The following exchange took place at Questions today in the House of Commons.
Simon Hughes (Bermondsey and Old Southwark) (LD): What assessment the Church Commissioners have made of the likelihood of the Church of England making a decision on women bishops in 2012.
Mr Ben Bradshaw (Exeter) (Lab): What recent discussions the Church Commissioners have had with Church of England bishops on the Women Bishops Measure.
Sir Tony Baldry: The General Synod will resume on 20 November the final approval debate on the legislation to enable women to become bishops. I will be voting for the Measure, and I hope and pray that at least two thirds of the members of every house of the General Synod will vote to ensure that, at last, we can have women bishops in the Church of England.
Simon Hughes: The message I hope this House will send via my hon Friend to the Synod is that not only do we want the Synod to make a final decision this month that clearly says women can be bishops in the Church of England, as a legacy of the outgoing archbishop and as a tribute to his work, but we need the Church of England to catch up into the 21st century if it is to do a good job for everybody. I hope that there is no more shilly-shallying, that the Synod gets on with it and that we get a clear decision so that we can move to having women bishops.
Sir Tony Baldry: I entirely agree with my right hon Friend. May I commend to his attention, and to that of other right hon and hon Members, an article written by the Archbishop of Canterbury in last week’s Church Times, which is available in the Library? He stated that
“a Church that ordains women as priests, but not as bishops, is stuck with a real anomaly, one that introduces an unclarity into what we are saying about baptism and about the absorption of the Church in the priestly self-giving of Jesus Christ.”
We have been waiting far too long to enable women to become bishops in the Church of England-now is the time to take action and resolve this issue, once and for all.
Mr Bradshaw: In his conversations with the bishops, will the hon Gentleman tell them that just because House of Lords reform has been abandoned they should not feel any less pressure to do this and that a failure to agree a Measure that gives women bishops equal status with male bishops would still lead to a severe constitutional crisis between Church and state?

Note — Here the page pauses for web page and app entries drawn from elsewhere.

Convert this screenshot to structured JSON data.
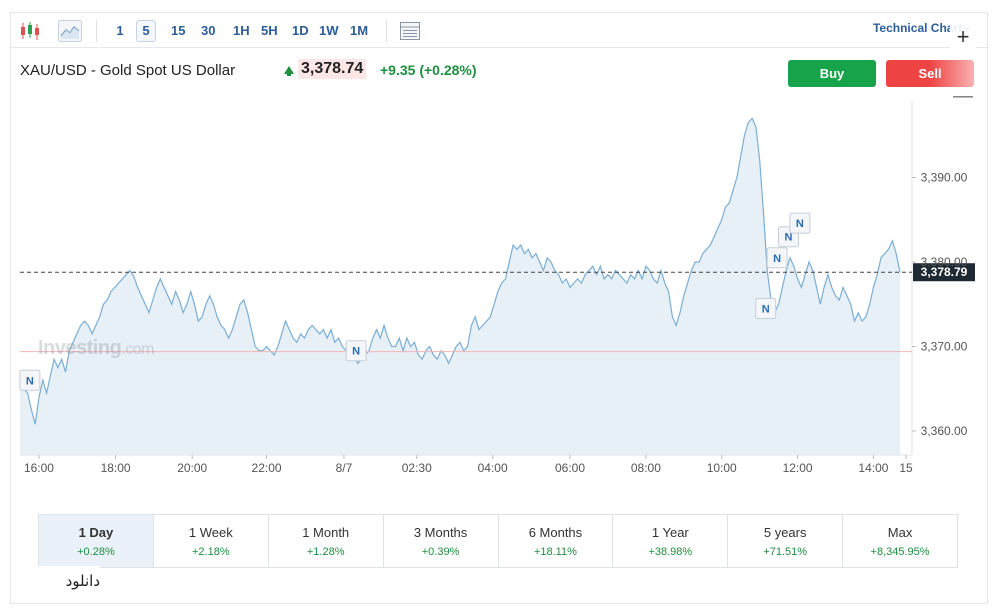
{
  "toolbar": {
    "intervals": [
      "1",
      "5",
      "15",
      "30",
      "1H",
      "5H",
      "1D",
      "1W",
      "1M"
    ],
    "active_interval": "5",
    "technical_chart_label": "Technical Chart",
    "plus_label": "+",
    "minus_label": "—"
  },
  "header": {
    "symbol_title": "XAU/USD - Gold Spot US Dollar",
    "price": "3,378.74",
    "change": "+9.35 (+0.28%)",
    "buy_label": "Buy",
    "sell_label": "Sell"
  },
  "watermark": {
    "brand": "Investing",
    "suffix": ".com"
  },
  "chart_data": {
    "type": "area",
    "y_ticks": [
      "3,360.00",
      "3,370.00",
      "3,380.00",
      "3,390.00"
    ],
    "ylim": [
      3355,
      3405
    ],
    "x_ticks": [
      "16:00",
      "18:00",
      "20:00",
      "22:00",
      "8/7",
      "02:30",
      "04:00",
      "06:00",
      "08:00",
      "10:00",
      "12:00",
      "14:00",
      "15"
    ],
    "current_value_label": "3,378.79",
    "current_value": 3378.79,
    "reference_line": 3369.4,
    "news_marker_label": "N",
    "news_markers": [
      {
        "t": 1.3,
        "y": 3366
      },
      {
        "t": 44.3,
        "y": 3369.5
      },
      {
        "t": 98.3,
        "y": 3374.5
      },
      {
        "t": 99.8,
        "y": 3380.5
      },
      {
        "t": 101.3,
        "y": 3383
      },
      {
        "t": 102.8,
        "y": 3384.6
      }
    ],
    "series": [
      {
        "values": [
          [
            0,
            3365.5
          ],
          [
            0.5,
            3365
          ],
          [
            1,
            3364.5
          ],
          [
            1.5,
            3362.5
          ],
          [
            2,
            3360.8
          ],
          [
            2.5,
            3364
          ],
          [
            3,
            3366
          ],
          [
            3.5,
            3364.5
          ],
          [
            4,
            3366.5
          ],
          [
            4.5,
            3368.5
          ],
          [
            5,
            3367.5
          ],
          [
            5.5,
            3368.5
          ],
          [
            6,
            3367
          ],
          [
            6.5,
            3369.5
          ],
          [
            7,
            3370.5
          ],
          [
            7.5,
            3371.5
          ],
          [
            8,
            3372.5
          ],
          [
            8.5,
            3373
          ],
          [
            9,
            3372.5
          ],
          [
            9.5,
            3371.5
          ],
          [
            10,
            3372.5
          ],
          [
            10.5,
            3373.5
          ],
          [
            11,
            3375
          ],
          [
            11.5,
            3375.5
          ],
          [
            12,
            3376.5
          ],
          [
            12.5,
            3377
          ],
          [
            13,
            3377.5
          ],
          [
            13.5,
            3378
          ],
          [
            14,
            3378.5
          ],
          [
            14.5,
            3379
          ],
          [
            15,
            3378.3
          ],
          [
            15.5,
            3377
          ],
          [
            16,
            3376
          ],
          [
            16.5,
            3375
          ],
          [
            17,
            3374
          ],
          [
            17.5,
            3375.5
          ],
          [
            18,
            3377
          ],
          [
            18.5,
            3378
          ],
          [
            19,
            3377
          ],
          [
            19.5,
            3376
          ],
          [
            20,
            3375
          ],
          [
            20.5,
            3376.5
          ],
          [
            21,
            3375.5
          ],
          [
            21.5,
            3374
          ],
          [
            22,
            3375
          ],
          [
            22.5,
            3376.5
          ],
          [
            23,
            3375
          ],
          [
            23.5,
            3373
          ],
          [
            24,
            3373.5
          ],
          [
            24.5,
            3375
          ],
          [
            25,
            3376
          ],
          [
            25.5,
            3375
          ],
          [
            26,
            3373.5
          ],
          [
            26.5,
            3372.5
          ],
          [
            27,
            3372
          ],
          [
            27.5,
            3371
          ],
          [
            28,
            3372
          ],
          [
            28.5,
            3373.5
          ],
          [
            29,
            3375
          ],
          [
            29.5,
            3375.5
          ],
          [
            30,
            3374
          ],
          [
            30.5,
            3372
          ],
          [
            31,
            3370
          ],
          [
            31.5,
            3369.5
          ],
          [
            32,
            3369.5
          ],
          [
            32.5,
            3370
          ],
          [
            33,
            3369.5
          ],
          [
            33.5,
            3369
          ],
          [
            34,
            3370
          ],
          [
            34.5,
            3371.5
          ],
          [
            35,
            3373
          ],
          [
            35.5,
            3372
          ],
          [
            36,
            3371
          ],
          [
            36.5,
            3370.5
          ],
          [
            37,
            3371.5
          ],
          [
            37.5,
            3371
          ],
          [
            38,
            3372
          ],
          [
            38.5,
            3372.5
          ],
          [
            39,
            3372
          ],
          [
            39.5,
            3371.5
          ],
          [
            40,
            3372
          ],
          [
            40.5,
            3371
          ],
          [
            41,
            3372
          ],
          [
            41.5,
            3370.5
          ],
          [
            42,
            3371
          ],
          [
            42.5,
            3370
          ],
          [
            43,
            3369.5
          ],
          [
            43.5,
            3369
          ],
          [
            44,
            3369.5
          ],
          [
            44.5,
            3368
          ],
          [
            45,
            3368.5
          ],
          [
            45.5,
            3369
          ],
          [
            46,
            3369.5
          ],
          [
            46.5,
            3371
          ],
          [
            47,
            3372
          ],
          [
            47.5,
            3371
          ],
          [
            48,
            3372.5
          ],
          [
            48.5,
            3371
          ],
          [
            49,
            3370
          ],
          [
            49.5,
            3370
          ],
          [
            50,
            3371
          ],
          [
            50.5,
            3369.5
          ],
          [
            51,
            3371
          ],
          [
            51.5,
            3370
          ],
          [
            52,
            3370.5
          ],
          [
            52.5,
            3369
          ],
          [
            53,
            3368.5
          ],
          [
            53.5,
            3369.5
          ],
          [
            54,
            3370
          ],
          [
            54.5,
            3369
          ],
          [
            55,
            3368.5
          ],
          [
            55.5,
            3369.5
          ],
          [
            56,
            3369
          ],
          [
            56.5,
            3368
          ],
          [
            57,
            3369
          ],
          [
            57.5,
            3370
          ],
          [
            58,
            3370.5
          ],
          [
            58.5,
            3369.5
          ],
          [
            59,
            3370
          ],
          [
            59.5,
            3372.5
          ],
          [
            60,
            3373.5
          ],
          [
            60.5,
            3372
          ],
          [
            61,
            3372.5
          ],
          [
            61.5,
            3373
          ],
          [
            62,
            3373.5
          ],
          [
            62.5,
            3375
          ],
          [
            63,
            3376.5
          ],
          [
            63.5,
            3377.5
          ],
          [
            64,
            3378
          ],
          [
            64.5,
            3380
          ],
          [
            65,
            3382
          ],
          [
            65.5,
            3381.5
          ],
          [
            66,
            3382
          ],
          [
            66.5,
            3381
          ],
          [
            67,
            3381.5
          ],
          [
            67.5,
            3380.5
          ],
          [
            68,
            3381
          ],
          [
            68.5,
            3380
          ],
          [
            69,
            3379
          ],
          [
            69.5,
            3380.5
          ],
          [
            70,
            3380
          ],
          [
            70.5,
            3379
          ],
          [
            71,
            3378.5
          ],
          [
            71.5,
            3377.5
          ],
          [
            72,
            3378
          ],
          [
            72.5,
            3377
          ],
          [
            73,
            3377.5
          ],
          [
            73.5,
            3378
          ],
          [
            74,
            3377.5
          ],
          [
            74.5,
            3378.5
          ],
          [
            75,
            3379
          ],
          [
            75.5,
            3379.5
          ],
          [
            76,
            3378.5
          ],
          [
            76.5,
            3379.5
          ],
          [
            77,
            3378
          ],
          [
            77.5,
            3378.5
          ],
          [
            78,
            3378
          ],
          [
            78.5,
            3379
          ],
          [
            79,
            3378.5
          ],
          [
            79.5,
            3378
          ],
          [
            80,
            3377.5
          ],
          [
            80.5,
            3378.5
          ],
          [
            81,
            3378
          ],
          [
            81.5,
            3379
          ],
          [
            82,
            3378
          ],
          [
            82.5,
            3379.5
          ],
          [
            83,
            3379
          ],
          [
            83.5,
            3378
          ],
          [
            84,
            3377.5
          ],
          [
            84.5,
            3379
          ],
          [
            85,
            3377.5
          ],
          [
            85.5,
            3376.5
          ],
          [
            86,
            3373.5
          ],
          [
            86.5,
            3372.5
          ],
          [
            87,
            3374
          ],
          [
            87.5,
            3376
          ],
          [
            88,
            3377.5
          ],
          [
            88.5,
            3379
          ],
          [
            89,
            3380
          ],
          [
            89.5,
            3380
          ],
          [
            90,
            3381
          ],
          [
            90.5,
            3381.5
          ],
          [
            91,
            3382
          ],
          [
            91.5,
            3383
          ],
          [
            92,
            3384
          ],
          [
            92.5,
            3385
          ],
          [
            93,
            3386.5
          ],
          [
            93.5,
            3387
          ],
          [
            94,
            3388.5
          ],
          [
            94.5,
            3390
          ],
          [
            95,
            3392.5
          ],
          [
            95.5,
            3395
          ],
          [
            96,
            3396.5
          ],
          [
            96.5,
            3397
          ],
          [
            97,
            3396
          ],
          [
            97.5,
            3392
          ],
          [
            98,
            3386
          ],
          [
            98.5,
            3379
          ],
          [
            99,
            3375.5
          ],
          [
            99.5,
            3374
          ],
          [
            100,
            3375
          ],
          [
            100.5,
            3377
          ],
          [
            101,
            3379
          ],
          [
            101.5,
            3380.5
          ],
          [
            102,
            3379.5
          ],
          [
            102.5,
            3378
          ],
          [
            103,
            3377
          ],
          [
            103.5,
            3378.5
          ],
          [
            104,
            3380
          ],
          [
            104.5,
            3379
          ],
          [
            105,
            3377
          ],
          [
            105.5,
            3375
          ],
          [
            106,
            3377
          ],
          [
            106.5,
            3378.5
          ],
          [
            107,
            3377
          ],
          [
            107.5,
            3376
          ],
          [
            108,
            3375.5
          ],
          [
            108.5,
            3377
          ],
          [
            109,
            3376
          ],
          [
            109.5,
            3375
          ],
          [
            110,
            3373
          ],
          [
            110.5,
            3374
          ],
          [
            111,
            3373
          ],
          [
            111.5,
            3373.5
          ],
          [
            112,
            3375
          ],
          [
            112.5,
            3377
          ],
          [
            113,
            3378.5
          ],
          [
            113.5,
            3380.5
          ],
          [
            114,
            3381
          ],
          [
            114.5,
            3381.5
          ],
          [
            115,
            3382.5
          ],
          [
            115.5,
            3381
          ],
          [
            116,
            3378.79
          ]
        ]
      }
    ]
  },
  "periods": [
    {
      "label": "1 Day",
      "change": "+0.28%"
    },
    {
      "label": "1 Week",
      "change": "+2.18%"
    },
    {
      "label": "1 Month",
      "change": "+1.28%"
    },
    {
      "label": "3 Months",
      "change": "+0.39%"
    },
    {
      "label": "6 Months",
      "change": "+18.11%"
    },
    {
      "label": "1 Year",
      "change": "+38.98%"
    },
    {
      "label": "5 years",
      "change": "+71.51%"
    },
    {
      "label": "Max",
      "change": "+8,345.95%"
    }
  ],
  "active_period": "1 Day",
  "download_label": "دانلود",
  "colors": {
    "line": "#7aaed6",
    "area": "#e3edf6",
    "up": "#1e8f3e",
    "buy": "#16a34a",
    "sell": "#ef4444",
    "reference_line": "#f2b4b4"
  }
}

Sir Tony Baldry: In fairness, I think that the House of Bishops recognises that, and when it met last it amended the Measure in a way that should commend support. Indeed, the bishops took a lead on that from the Archbishop of Canterbury, who, in the same article, made it clear that he thought the ordination or consecration of women as bishops was good for the whole world. He said:
“It is good news for the world we live in, which needs the unequivocal affirmation of a dignity given equally to all by God in creation and redemption-and can now, we hope, see more clearly that the Church is not speaking a language completely remote from its own most generous and just instincts.”
There is clear leadership from the House of Bishops and from the archbishops that we now need to consecrate women bishops.
Miss Anne McIntosh (Thirsk and Malton) (Con): I hope that a strong message will go out from this House that we support women bishops and that the next Archbishop of Canterbury will be drawn from the widest possible church in this regard.
Sir Tony Baldry: I am sure that that message will be heard by the General Synod.
John Cryer (Leyton and Wanstead) (Lab): The Church has spent many years avoiding this issue, so if the Synod fails to do the right thing, what does the hon Gentleman think the consequences will be for the future of the Church of England?
Sir Tony Baldry: I think that the consequences for the Church of England will be very grim indeed. I hope that the General Synod, and those who might be tempted to vote against this Measure in it, will reflect on that point.